▶ _YOUR OBJECTIVE_
Reproduce the complete set of records, exactly as they appear.

== Segment start ==

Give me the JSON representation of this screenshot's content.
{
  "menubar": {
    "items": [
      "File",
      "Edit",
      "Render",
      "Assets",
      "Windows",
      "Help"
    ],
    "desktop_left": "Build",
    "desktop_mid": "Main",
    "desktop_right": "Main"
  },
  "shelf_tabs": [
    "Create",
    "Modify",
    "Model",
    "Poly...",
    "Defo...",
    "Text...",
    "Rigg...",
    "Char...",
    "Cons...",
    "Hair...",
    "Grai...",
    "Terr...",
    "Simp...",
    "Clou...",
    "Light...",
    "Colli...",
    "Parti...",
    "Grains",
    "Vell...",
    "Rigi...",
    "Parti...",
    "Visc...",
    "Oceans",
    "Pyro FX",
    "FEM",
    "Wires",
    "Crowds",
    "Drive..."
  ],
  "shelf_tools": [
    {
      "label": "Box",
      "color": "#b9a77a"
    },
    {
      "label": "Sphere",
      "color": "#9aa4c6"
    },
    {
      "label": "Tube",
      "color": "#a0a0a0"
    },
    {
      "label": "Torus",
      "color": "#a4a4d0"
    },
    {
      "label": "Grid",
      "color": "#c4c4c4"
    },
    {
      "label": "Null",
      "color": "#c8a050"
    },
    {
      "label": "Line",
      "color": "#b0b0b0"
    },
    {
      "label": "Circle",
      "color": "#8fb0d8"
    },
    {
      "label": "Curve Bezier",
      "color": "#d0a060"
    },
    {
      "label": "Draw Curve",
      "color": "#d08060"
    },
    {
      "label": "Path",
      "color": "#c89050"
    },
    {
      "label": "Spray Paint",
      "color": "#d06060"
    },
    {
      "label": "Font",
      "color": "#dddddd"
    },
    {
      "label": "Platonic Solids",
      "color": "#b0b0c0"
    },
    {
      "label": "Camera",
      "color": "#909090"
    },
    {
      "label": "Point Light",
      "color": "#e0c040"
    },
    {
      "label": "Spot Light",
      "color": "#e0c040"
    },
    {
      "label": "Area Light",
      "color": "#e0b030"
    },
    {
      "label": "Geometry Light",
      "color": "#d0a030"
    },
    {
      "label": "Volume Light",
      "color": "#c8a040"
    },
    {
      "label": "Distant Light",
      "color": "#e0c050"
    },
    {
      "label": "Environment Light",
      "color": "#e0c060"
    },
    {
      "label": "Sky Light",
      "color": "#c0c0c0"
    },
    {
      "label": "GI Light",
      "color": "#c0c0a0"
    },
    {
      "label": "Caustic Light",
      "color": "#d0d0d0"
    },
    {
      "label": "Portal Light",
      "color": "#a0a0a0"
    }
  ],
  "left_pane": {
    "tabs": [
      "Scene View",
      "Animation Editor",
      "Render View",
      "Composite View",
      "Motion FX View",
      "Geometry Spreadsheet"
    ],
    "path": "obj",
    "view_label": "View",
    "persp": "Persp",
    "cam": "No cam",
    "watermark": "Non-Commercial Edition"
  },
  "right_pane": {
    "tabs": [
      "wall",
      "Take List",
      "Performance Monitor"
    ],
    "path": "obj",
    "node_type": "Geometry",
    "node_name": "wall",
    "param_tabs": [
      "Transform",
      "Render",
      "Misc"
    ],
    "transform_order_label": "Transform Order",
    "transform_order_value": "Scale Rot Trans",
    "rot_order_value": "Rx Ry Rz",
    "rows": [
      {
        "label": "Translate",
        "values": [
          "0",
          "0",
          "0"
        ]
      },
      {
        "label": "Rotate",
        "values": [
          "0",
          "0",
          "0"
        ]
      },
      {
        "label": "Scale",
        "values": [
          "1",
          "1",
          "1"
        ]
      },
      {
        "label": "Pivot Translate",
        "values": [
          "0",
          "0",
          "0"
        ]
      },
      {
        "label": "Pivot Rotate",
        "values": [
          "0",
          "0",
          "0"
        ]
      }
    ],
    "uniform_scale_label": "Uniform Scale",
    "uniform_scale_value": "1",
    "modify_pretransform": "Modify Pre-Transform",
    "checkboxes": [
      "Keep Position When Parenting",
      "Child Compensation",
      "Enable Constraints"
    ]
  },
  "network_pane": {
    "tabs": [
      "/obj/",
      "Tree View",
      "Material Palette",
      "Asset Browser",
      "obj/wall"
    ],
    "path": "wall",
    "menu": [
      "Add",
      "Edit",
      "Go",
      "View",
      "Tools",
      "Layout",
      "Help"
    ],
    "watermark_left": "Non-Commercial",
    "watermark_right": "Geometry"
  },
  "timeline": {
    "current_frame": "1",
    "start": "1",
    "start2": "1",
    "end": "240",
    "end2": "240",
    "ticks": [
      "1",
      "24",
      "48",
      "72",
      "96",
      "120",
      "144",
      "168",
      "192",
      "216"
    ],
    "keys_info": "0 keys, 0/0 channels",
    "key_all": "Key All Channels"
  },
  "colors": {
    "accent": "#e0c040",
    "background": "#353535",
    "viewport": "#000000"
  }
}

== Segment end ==

▶ _WRITTEN SOLUTION_
Give me the JSON representation of this screenshot's content.
{
  "menubar": {
    "items": [
      "File",
      "Edit",
      "Render",
      "Assets",
      "Windows",
      "Help"
    ],
    "desktop_left": "Build",
    "desktop_mid": "Main",
    "desktop_right": "Main"
  },
  "shelf_tabs": [
    "Create",
    "Modify",
    "Model",
    "Poly...",
    "Defo...",
    "Text...",
    "Rigg...",
    "Char...",
    "Cons...",
    "Hair...",
    "Grai...",
    "Terr...",
    "Simp...",
    "Clou...",
    "Light...",
    "Colli...",
    "Parti...",
    "Grains",
    "Vell...",
    "Rigi...",
    "Parti...",
    "Visc...",
    "Oceans",
    "Pyro FX",
    "FEM",
    "Wires",
    "Crowds",
    "Drive..."
  ],
  "shelf_tools": [
    {
      "label": "Box",
      "color": "#b9a77a"
    },
    {
      "label": "Sphere",
      "color": "#9aa4c6"
    },
    {
      "label": "Tube",
      "color": "#a0a0a0"
    },
    {
      "label": "Torus",
      "color": "#a4a4d0"
    },
    {
      "label": "Grid",
      "color": "#c4c4c4"
    },
    {
      "label": "Null",
      "color": "#c8a050"
    },
    {
      "label": "Line",
      "color": "#b0b0b0"
    },
    {
      "label": "Circle",
      "color": "#8fb0d8"
    },
    {
      "label": "Curve Bezier",
      "color": "#d0a060"
    },
    {
      "label": "Draw Curve",
      "color": "#d08060"
    },
    {
      "label": "Path",
      "color": "#c89050"
    },
    {
      "label": "Spray Paint",
      "color": "#d06060"
    },
    {
      "label": "Font",
      "color": "#dddddd"
    },
    {
      "label": "Platonic Solids",
      "color": "#b0b0c0"
    },
    {
      "label": "Camera",
      "color": "#909090"
    },
    {
      "label": "Point Light",
      "color": "#e0c040"
    },
    {
      "label": "Spot Light",
      "color": "#e0c040"
    },
    {
      "label": "Area Light",
      "color": "#e0b030"
    },
    {
      "label": "Geometry Light",
      "color": "#d0a030"
    },
    {
      "label": "Volume Light",
      "color": "#c8a040"
    },
    {
      "label": "Distant Light",
      "color": "#e0c050"
    },
    {
      "label": "Environment Light",
      "color": "#e0c060"
    },
    {
      "label": "Sky Light",
      "color": "#c0c0c0"
    },
    {
      "label": "GI Light",
      "color": "#c0c0a0"
    },
    {
      "label": "Caustic Light",
      "color": "#d0d0d0"
    },
    {
      "label": "Portal Light",
      "color": "#a0a0a0"
    }
  ],
  "left_pane": {
    "tabs": [
      "Scene View",
      "Animation Editor",
      "Render View",
      "Composite View",
      "Motion FX View",
      "Geometry Spreadsheet"
    ],
    "path": "obj",
    "view_label": "View",
    "persp": "Persp",
    "cam": "No cam",
    "watermark": "Non-Commercial Edition"
  },
  "right_pane": {
    "tabs": [
      "wall",
      "Take List",
      "Performance Monitor"
    ],
    "path": "obj",
    "node_type": "Geometry",
    "node_name": "wall",
    "param_tabs": [
      "Transform",
      "Render",
      "Misc"
    ],
    "transform_order_label": "Transform Order",
    "transform_order_value": "Scale Rot Trans",
    "rot_order_value": "Rx Ry Rz",
    "rows": [
      {
        "label": "Translate",
        "values": [
          "0",
          "0",
          "0"
        ]
      },
      {
        "label": "Rotate",
        "values": [
          "0",
          "0",
          "0"
        ]
      },
      {
        "label": "Scale",
        "values": [
          "1",
          "1",
          "1"
        ]
      },
      {
        "label": "Pivot Translate",
        "values": [
          "0",
          "0",
          "0"
        ]
      },
      {
        "label": "Pivot Rotate",
        "values": [
          "0",
          "0",
          "0"
        ]
      }
    ],
    "uniform_scale_label": "Uniform Scale",
    "uniform_scale_value": "1",
    "modify_pretransform": "Modify Pre-Transform",
    "checkboxes": [
      "Keep Position When Parenting",
      "Child Compensation",
      "Enable Constraints"
    ]
  },
  "network_pane": {
    "tabs": [
      "/obj/",
      "Tree View",
      "Material Palette",
      "Asset Browser",
      "obj/wall"
    ],
    "path": "wall",
    "menu": [
      "Add",
      "Edit",
      "Go",
      "View",
      "Tools",
      "Layout",
      "Help"
    ],
    "watermark_left": "Non-Commercial",
    "watermark_right": "Geometry"
  },
  "timeline": {
    "current_frame": "1",
    "start": "1",
    "start2": "1",
    "end": "240",
    "end2": "240",
    "ticks": [
      "1",
      "24",
      "48",
      "72",
      "96",
      "120",
      "144",
      "168",
      "192",
      "216"
    ],
    "keys_info": "0 keys, 0/0 channels",
    "key_all": "Key All Channels"
  },
  "colors": {
    "accent": "#e0c040",
    "background": "#353535",
    "viewport": "#000000"
  }
}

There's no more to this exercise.